“There’s a lot of infrastructure around Løkken —a lot of the old shafts, some old mining and processing infrastructure, and an electric railway that runs down to the deep-water port at Orkanger which is only about 25 kilometres away.
“The country itself has fantastic infrastructure and with the mining infrastructure on top of that—it’s a great opportunity. The former mines were very compact operations as they were mostly underground and the final product was a copper-rich concentrate produced on-site using flotation cells. And in terms of processing, even throughout Norway and Sweden, there are plenty of places you can process copper concentrate. So it’s the full package, really: from exploration potential to really good infrastructure—from project level all the way up to producing the final copper for European markets,” he said.
But even more so than that—the history brings with it the crucial aspects of local knowledge and overall public support.
“A lot of people who live in these areas had family – fathers or grandfathers – who worked in the mines. So they understand mining in these districts. And people certainly understand that they need copper for electric vehicles, energy transmission, and batteries. So far we’ve had a lot of support at the local level— and permitting in Norway is fairly straight forward,” he said,. “And clearly one of our goals will be to ensure that the local communities and all stakeholders also benefit from our presence – whilst we also adhere to international best practices in terms of taking care of the environment.”
It was weak copper prices and Norway’s ingenuity being redirected towards the booming oil market which led to mines being shuttered throughout the 80s. And the Nordic nation’s industrial credentials certainly shone in recent times with the country becoming the world’s largest oil and gas producer on a per-capita basis outside of the Middle East.

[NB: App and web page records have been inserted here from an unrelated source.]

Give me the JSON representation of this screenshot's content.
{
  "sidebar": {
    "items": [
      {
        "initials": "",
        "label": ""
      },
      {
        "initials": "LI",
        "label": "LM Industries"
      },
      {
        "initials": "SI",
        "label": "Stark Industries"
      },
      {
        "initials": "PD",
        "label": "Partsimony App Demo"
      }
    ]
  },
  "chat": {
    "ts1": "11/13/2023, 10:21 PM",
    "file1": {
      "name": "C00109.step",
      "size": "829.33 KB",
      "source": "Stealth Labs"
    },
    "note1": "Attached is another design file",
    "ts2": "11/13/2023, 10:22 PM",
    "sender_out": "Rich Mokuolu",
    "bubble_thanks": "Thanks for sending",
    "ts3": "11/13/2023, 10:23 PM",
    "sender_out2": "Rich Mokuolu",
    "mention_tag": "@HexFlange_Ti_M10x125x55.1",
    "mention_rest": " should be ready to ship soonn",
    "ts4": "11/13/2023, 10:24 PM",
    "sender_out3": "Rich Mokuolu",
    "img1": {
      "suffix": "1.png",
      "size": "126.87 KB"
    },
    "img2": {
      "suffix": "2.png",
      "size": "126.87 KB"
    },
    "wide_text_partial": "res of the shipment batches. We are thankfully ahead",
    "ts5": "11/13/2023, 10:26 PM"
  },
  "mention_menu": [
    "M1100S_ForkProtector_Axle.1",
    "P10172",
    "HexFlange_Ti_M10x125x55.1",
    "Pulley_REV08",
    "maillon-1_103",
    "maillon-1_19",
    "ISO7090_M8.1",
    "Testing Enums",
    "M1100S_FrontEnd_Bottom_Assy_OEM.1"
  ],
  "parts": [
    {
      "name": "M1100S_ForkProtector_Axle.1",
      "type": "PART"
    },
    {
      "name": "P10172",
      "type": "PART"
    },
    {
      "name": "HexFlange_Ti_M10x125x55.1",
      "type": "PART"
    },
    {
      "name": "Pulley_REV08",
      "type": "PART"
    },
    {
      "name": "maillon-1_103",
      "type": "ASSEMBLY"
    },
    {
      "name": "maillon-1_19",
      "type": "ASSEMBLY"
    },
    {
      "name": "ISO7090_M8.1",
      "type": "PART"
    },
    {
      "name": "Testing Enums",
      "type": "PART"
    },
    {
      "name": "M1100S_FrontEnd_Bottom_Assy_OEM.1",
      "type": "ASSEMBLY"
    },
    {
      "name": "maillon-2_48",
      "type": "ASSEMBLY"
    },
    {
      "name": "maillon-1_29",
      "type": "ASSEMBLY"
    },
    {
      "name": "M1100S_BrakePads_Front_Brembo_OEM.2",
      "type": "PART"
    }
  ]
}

But 30-something years later, it’s a much different world— which requires another pivot in focus and Capella is laying the groundwork for Norway to advance in a new direction.
“Norway can be self-sufficient in copper because it’s obviously a key commodity going forward and their dependence on oil will wane as time goes on. So, we see this as a valuable addition to their economy.
“I think in the future, copper will mean a lot to them. In both of these projects, you’ve got the former underground mines but you’ve also got 10-15 kilometres of prospective stratigraphy where we see good potential for the discovery of new massive sulfide occurrences – and these could grow into significant resources,” Roth said.
And Capella is working away to find out exactly what’s there. Once the company has identified the priority targets, it’ll begin drilling—most likely this year. Given the highgrade aspects of the copper, the mining operations could be relatively small which reduces both cost and environmental impacts.
“These deposit types are very attractive for small companies because they are relatively small Capex to build and their environmental footprint is relatively small and easy to manage. As they are high grade deposits they also have the potential to generate very good cashflows – and be so-called “company makers” – whilst also generating significant income for local communities through direct employment and the supporting of local service providers. Basically, the minimum target size we’re looking for is about 10 million tonnes of high-grade ore for each,” he said.
Along with the Norwegian assets, Capella’s portfolio also includes the three high-grade Canadian gold projects of Doman, Manitoba, and Savant Lake, NW Ontario as well as the Swedish Southern Gold Line project. Roth, himself, has extensive experience having been chief executive officer of Extorre Gold Mines and chief operating office of Mariana Resources which were acquired for CAD$440 million in 2012 and $175 million in 2017, respectively. He also had experience at AngloGold Ashanti and Aur Resources.